    Brake light switch

    Source | Mike Aguilar

  7. Tail and Parking Lights Not Working
  8. Tail and parking lights that don't energize usually indicate a blown bulb. Inspect the bulb, and if it appears blown, replace the bulb. 

  9. If replacing the bulb doesn't fix the problem, you'll need to gain access to the light assembly to determine whether power is getting to the light sockets or not. Your manual will walk you through gaining access here. If only one bulb is out and replacing the bulb doesn't fix the problem, you'll need to trace the wires and find and fix the open circuit. You may find a damaged wire or connector, for example. 

  10. Pro Tip

    On a used car, these kinds of problems can suggest that the vehicle was in a collision, since shorts and other body-related electrical problems are pretty common in such cases.

    I Didn't Turn That Light On!

    I call these ghost lights. Turning on your headlights, you notice that the parking light on one side appears too bright. Then you turn on that turn signal and both lights turn off. This tells you that the ground for the lights on that side of the car is bad.

  11. You're going to need to break out the repair manual and find out which ground serves those lights, and then locate and fix the broken wire. Begin with the connector at the light assembly and then move to the ground connector. Nine times out of 10, the problem is going to be at one of these ends. Rarely will you need to unwrap the wiring loom to find a broken or shorted wire.

    Broken Ground Wire

    This is the ground cluster for all front lights on a Dodge Caravan. Notice the broken wire. Source | Mike Aguilar

  12. Car Lights Flickering

    Car lights flickering indicate a loose connection in the circuit. With dash cluster lights, this loose connection will either be in the main connector or the dimmer switch. 

  13. The dashboard dimmer switch is a simple, adjustable resistor similar to a radio's volume control. Turn on the lights and wiggle the dimmer switch. Replacing the dimmer switch stops the dashboard lights from flickering.

    Flickering Dash Lights

    Source | Mike Aguilar

  14. You're going to need to dig a little deeper if wiggling the dimmer switch doesn't cause flickering. Refer to your manual and locate and wiggle the connector on the back of the dimmer. Do the same with the cluster connector. Loose cluster connectors causing just the cluster lights to flicker is rare, especially on newer vehicles. Loose main connectors should also cause the gauges to bounce around.
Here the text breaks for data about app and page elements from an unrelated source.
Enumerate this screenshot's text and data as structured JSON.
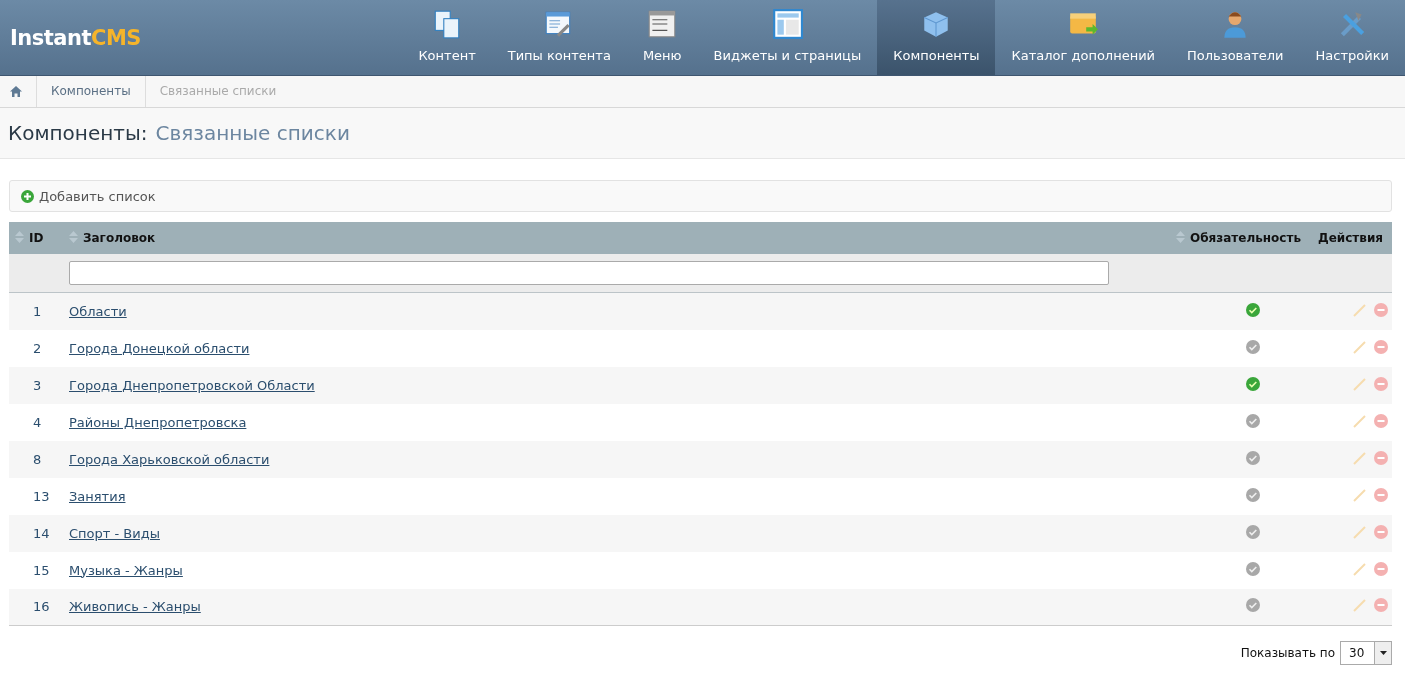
{
  "logo": {
    "part1": "Instant",
    "part2": "CMS"
  },
  "nav": [
    {
      "label": "Контент",
      "selected": false
    },
    {
      "label": "Типы контента",
      "selected": false
    },
    {
      "label": "Меню",
      "selected": false
    },
    {
      "label": "Виджеты и страницы",
      "selected": false
    },
    {
      "label": "Компоненты",
      "selected": true
    },
    {
      "label": "Каталог дополнений",
      "selected": false
    },
    {
      "label": "Пользователи",
      "selected": false
    },
    {
      "label": "Настройки",
      "selected": false
    }
  ],
  "breadcrumbs": [
    {
      "label": "Компоненты",
      "current": false
    },
    {
      "label": "Связанные списки",
      "current": true
    }
  ],
  "heading": {
    "prefix": "Компоненты:",
    "title": "Связанные списки"
  },
  "toolbar": {
    "add_button": "Добавить список"
  },
  "table": {
    "columns": [
      {
        "label": "ID",
        "sortable": true
      },
      {
        "label": "Заголовок",
        "sortable": true
      },
      {
        "label": "Обязательность",
        "sortable": true
      },
      {
        "label": "Действия",
        "sortable": false
      }
    ],
    "rows": [
      {
        "id": "1",
        "title": "Области",
        "required": true
      },
      {
        "id": "2",
        "title": "Города Донецкой области",
        "required": false
      },
      {
        "id": "3",
        "title": "Города Днепропетровской Области",
        "required": true
      },
      {
        "id": "4",
        "title": "Районы Днепропетровска",
        "required": false
      },
      {
        "id": "8",
        "title": "Города Харьковской области",
        "required": false
      },
      {
        "id": "13",
        "title": "Занятия",
        "required": false
      },
      {
        "id": "14",
        "title": "Спорт - Виды",
        "required": false
      },
      {
        "id": "15",
        "title": "Музыка - Жанры",
        "required": false
      },
      {
        "id": "16",
        "title": "Живопись - Жанры",
        "required": false
      }
    ]
  },
  "pager": {
    "label": "Показывать по",
    "per_page": "30"
  }
}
    Dimmer Switch Removal

    Source | Mike Aguilar

  15. Flickering Cluster Indicators

    blinking, the high beams are on, and things like that. When you see these blink or flicker as you're driving down the road, it indicates a poor main power connection. Since different computers control these dashboard indicators, that poor connection is usually found at the battery or a main ground.

  16. Pop the hood and wiggle the battery connectors, tightening or replacing any that are loose or broken. 

  17. Wiggle the wires themselves, looking for bad or broken crimps or solder joints. Trace the wires leading from battery and tighten or repair as necessary.

Last updated March 27, 2019

Share